A great dental assistant uses the technology platform to educate the patient about the coach’s treatment recommendation. This supports the assistant’s verbal “bragging” about the coach’s work. Dental assistants are constantly moving each patient toward the treatment that is best for them. It might be 1 yard at a time or a 99-yard “Hail Mary” pass. The clinical assistant’s use of technology in the treatment room is critical to an overall successful game plan.

How do you improve immediately? Again, the trained business administrator/ platform guru trains the assistant to use the practice technology most effectively.

Dental Hygienist (Offensive Line)
The dental hygienists in your practice pave the way for the rest of your team. Offensive linemen in football rarely get the accolades. This is also true of great dental hygienists. The importance of a great hygiene team is immeasurable to the overall success of a dental team. The importance of a great offensive line has been chronicled in football for years.


Great hygiene teams use the technology platform to benefit every patient. They chart existing restorations, perform periodontal charting, and take digital photographs and radiographs before the coach/dentist enters the room. Great hy­giene teams use the technology platform to enter patient-specific scheduling needs for follow-up recalls. They use it to inform and educate each patient. Like a “huddle,” great hygiene teams review an incoming patient record before the patient is seated so they are prepared to communicate previously recommended (but incomplete) treatment. Great hygiene teams use technology to increase the perceived value to the patient of the treatment the practice offers.

Second only to your dental assistants, the hygienist has the opportunity to build value, compliance, and referrals at every visit. The technology platform is filled with tools to build value, compliance, and generate referrals. 

How do you improve immediately? The technology expert/business administrator, who is fully and completely committed to ensuring that every member of the team effectively uses technology, trains the hygienists on the platform.

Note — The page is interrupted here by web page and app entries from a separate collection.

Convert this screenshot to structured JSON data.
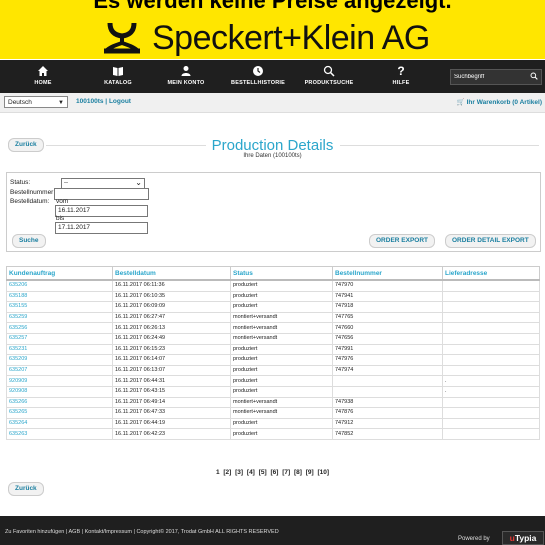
{
  "banner": {
    "overlay_text": "Es werden keine Preise angezeigt.",
    "brand_text": "Speckert+Klein AG",
    "colors": {
      "banner_bg": "#ffe600",
      "nav_bg": "#1f1f1f",
      "accent": "#2ba6cb"
    }
  },
  "nav": {
    "items": [
      {
        "label": "HOME",
        "icon": "home-icon"
      },
      {
        "label": "KATALOG",
        "icon": "catalog-icon"
      },
      {
        "label": "MEIN KONTO",
        "icon": "user-icon"
      },
      {
        "label": "BESTELLHISTORIE",
        "icon": "history-icon"
      },
      {
        "label": "PRODUKTSUCHE",
        "icon": "search-icon"
      },
      {
        "label": "HILFE",
        "icon": "help-icon"
      }
    ],
    "search_placeholder": "Suchbegriff"
  },
  "topbar": {
    "language": "Deutsch",
    "account_id": "100100ts",
    "separator": "|",
    "logout": "Logout",
    "cart": "Ihr Warenkorb (0 Artikel)"
  },
  "page": {
    "back_label": "Zurück",
    "title": "Production Details",
    "subtitle": "Ihre Daten (100100ts)"
  },
  "filter": {
    "status_label": "Status:",
    "status_value": "--",
    "bestellnummer_label": "Bestellnummer",
    "bestellnummer_value": "",
    "bestelldatum_label": "Bestelldatum:",
    "vom_label": "vom",
    "vom_value": "16.11.2017",
    "bis_label": "bis",
    "bis_value": "17.11.2017",
    "search_button": "Suche",
    "order_export": "ORDER EXPORT",
    "order_detail_export": "ORDER DETAIL EXPORT"
  },
  "table": {
    "columns": [
      "Kundenauftrag",
      "Bestelldatum",
      "Status",
      "Bestellnummer",
      "Lieferadresse"
    ],
    "rows": [
      [
        "635206",
        "16.11.2017 06:11:36",
        "produziert",
        "747970",
        ""
      ],
      [
        "635188",
        "16.11.2017 06:10:35",
        "produziert",
        "747941",
        ""
      ],
      [
        "635155",
        "16.11.2017 06:09:09",
        "produziert",
        "747918",
        ""
      ],
      [
        "635259",
        "16.11.2017 06:27:47",
        "montiert+versandt",
        "747765",
        ""
      ],
      [
        "635256",
        "16.11.2017 06:26:13",
        "montiert+versandt",
        "747660",
        ""
      ],
      [
        "635257",
        "16.11.2017 06:24:49",
        "montiert+versandt",
        "747656",
        ""
      ],
      [
        "635231",
        "16.11.2017 06:15:23",
        "produziert",
        "747991",
        ""
      ],
      [
        "635209",
        "16.11.2017 06:14:07",
        "produziert",
        "747976",
        ""
      ],
      [
        "635207",
        "16.11.2017 06:13:07",
        "produziert",
        "747974",
        ""
      ],
      [
        "920909",
        "16.11.2017 06:44:31",
        "produziert",
        "",
        "."
      ],
      [
        "920908",
        "16.11.2017 06:43:15",
        "produziert",
        "",
        "."
      ],
      [
        "635266",
        "16.11.2017 06:49:14",
        "montiert+versandt",
        "747938",
        ""
      ],
      [
        "635265",
        "16.11.2017 06:47:33",
        "montiert+versandt",
        "747876",
        ""
      ],
      [
        "635264",
        "16.11.2017 06:44:19",
        "produziert",
        "747912",
        ""
      ],
      [
        "635263",
        "16.11.2017 06:42:23",
        "produziert",
        "747852",
        ""
      ]
    ]
  },
  "pagination": {
    "current": "1",
    "pages": [
      "[2]",
      "[3]",
      "[4]",
      "[5]",
      "[6]",
      "[7]",
      "[8]",
      "[9]",
      "[10]"
    ]
  },
  "footer": {
    "links": "Zu Favoriten hinzufügen | AGB | Kontakt/Impressum | Copyright© 2017, Trodat GmbH ALL RIGHTS RESERVED",
    "powered_by": "Powered by",
    "brand_u": "u",
    "brand_rest": "Typia"
  }
}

CONCLUSION
In closing, I realize that many readers are solo practitioners with one person administrating the business. That one person is your offensive and defensive coordinator, running back (financial coordinator), and quarterback (scheduling coordinator). Some practices may have a financial coordinator and a scheduling coordinator but no business administrator. In that scenario, both the financial and scheduling coordinator need to be fully trained on the entire technology platform.


Consider the following essential elements of the winning team: (1) a solid game plan; (2) a solid equipment manager (technology platform); and (3) the right players/coordinators with de­le­gated and learned re­sponsibilities.

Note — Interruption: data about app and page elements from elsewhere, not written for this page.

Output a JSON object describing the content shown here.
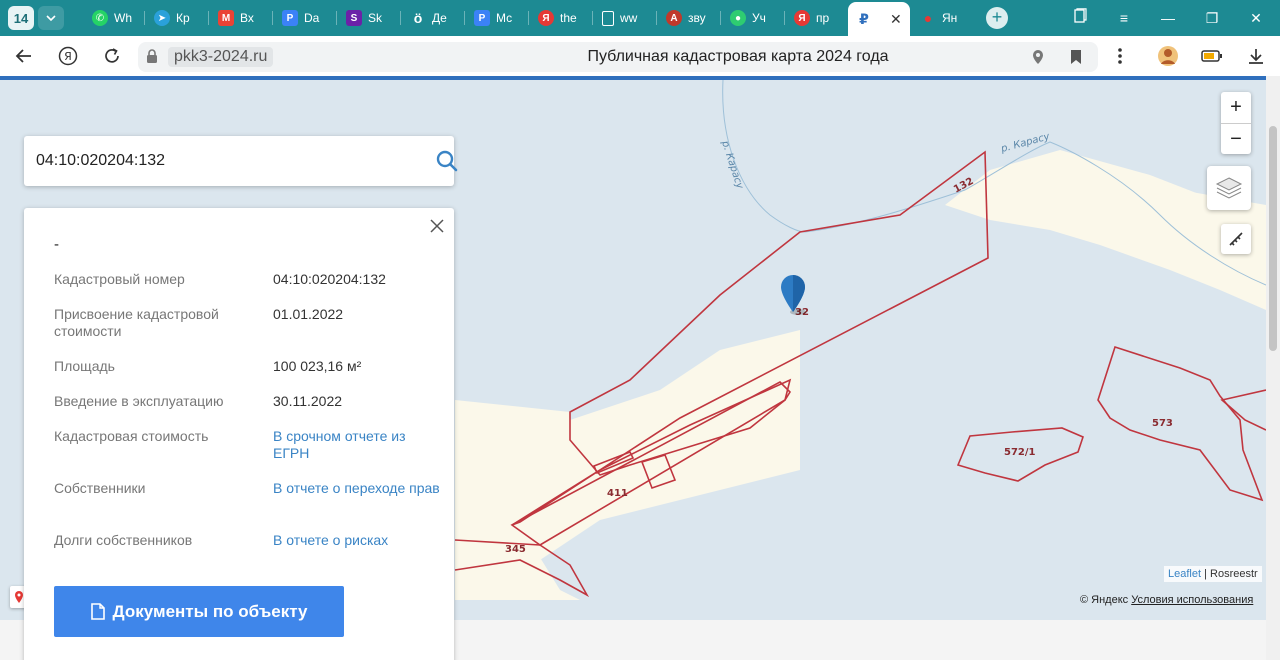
{
  "browser": {
    "tab_count": "14",
    "tabs": [
      {
        "label": "Wh",
        "icon": "whatsapp-icon",
        "color": "#25d366"
      },
      {
        "label": "Кр",
        "icon": "telegram-icon",
        "color": "#2aa1da"
      },
      {
        "label": "Вх",
        "icon": "gmail-icon",
        "color": "#ea4335"
      },
      {
        "label": "Da",
        "icon": "docs-icon",
        "color": "#3b82f6"
      },
      {
        "label": "Sk",
        "icon": "skillbox-icon",
        "color": "#6b21a8"
      },
      {
        "label": "Де",
        "icon": "search-o-icon",
        "color": "#222222"
      },
      {
        "label": "Мс",
        "icon": "docs-icon",
        "color": "#3b82f6"
      },
      {
        "label": "the",
        "icon": "yandex-icon",
        "color": "#e53935"
      },
      {
        "label": "ww",
        "icon": "page-icon",
        "color": "#ffffff"
      },
      {
        "label": "зву",
        "icon": "audio-icon",
        "color": "#c0392b"
      },
      {
        "label": "Уч",
        "icon": "apps-icon",
        "color": "#2ecc71"
      },
      {
        "label": "пр",
        "icon": "yandex-icon",
        "color": "#e53935"
      },
      {
        "label": "",
        "icon": "pkk-icon",
        "color": "#2f6fbd",
        "active": true
      },
      {
        "label": "Ян",
        "icon": "maps-pin-icon",
        "color": "#e53935"
      }
    ],
    "url": "pkk3-2024.ru",
    "page_title": "Публичная кадастровая карта 2024 года"
  },
  "search": {
    "value": "04:10:020204:132"
  },
  "info": {
    "title": "-",
    "rows": [
      {
        "label": "Кадастровый номер",
        "value": "04:10:020204:132"
      },
      {
        "label": "Присвоение кадастровой стоимости",
        "value": "01.01.2022"
      },
      {
        "label": "Площадь",
        "value": "100 023,16 м²"
      },
      {
        "label": "Введение в эксплуатацию",
        "value": "30.11.2022"
      },
      {
        "label": "Кадастровая стоимость",
        "value": "В срочном отчете из ЕГРН"
      },
      {
        "label": "Собственники",
        "value": "В отчете о переходе прав"
      },
      {
        "label": "Долги собственников",
        "value": "В отчете о рисках"
      }
    ],
    "docs_button": "Документы по объекту"
  },
  "map": {
    "river_label_1": "р. Карасу",
    "river_label_2": "р. Карасу",
    "parcel_labels": [
      "132",
      "32",
      "411",
      "345",
      "572/1",
      "573"
    ],
    "zoom_in": "+",
    "zoom_out": "−",
    "attribution_leaflet": "Leaflet",
    "attribution_sep": " | ",
    "attribution_rosreestr": "Rosreestr",
    "yandex_copyright": "© Яндекс",
    "yandex_terms": "Условия использования",
    "colors": {
      "water": "#dbe6ee",
      "land": "#fbf8ea",
      "parcel": "#c0363f"
    }
  }
}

Which one of the above is keeping your team from reaching your Super Bowl this year?


Mr. Dilatush, a writer, editor, and speaker, has spent the past 20 years of his career teaching advanced practice management principles to various companies and thousands of dentists and their teams in the United States and abroad. He is the vice president of professional relations for McKenzie Management, which provides in-office analysis, rebuilding, and training of the business, clinical, and hygiene departments in dental practices throughout the United States and Canada. He writes and lectures on the implementation of advanced practice management principles to dental societies and study clubs throughout the nation. He writes for numerous dental trade journals, is active on many Internet dental forums, and is a contributing editor to McKenzie Management’s weekly e-newsletter. To receive your free newsletter, call Mr. Dilatush at (877) 777-6151, e-mail This e-mail address is being protected from spambots. You need JavaScript enabled to view it , or visit mckenziemgmt.com or dentalcareerdevelop.com.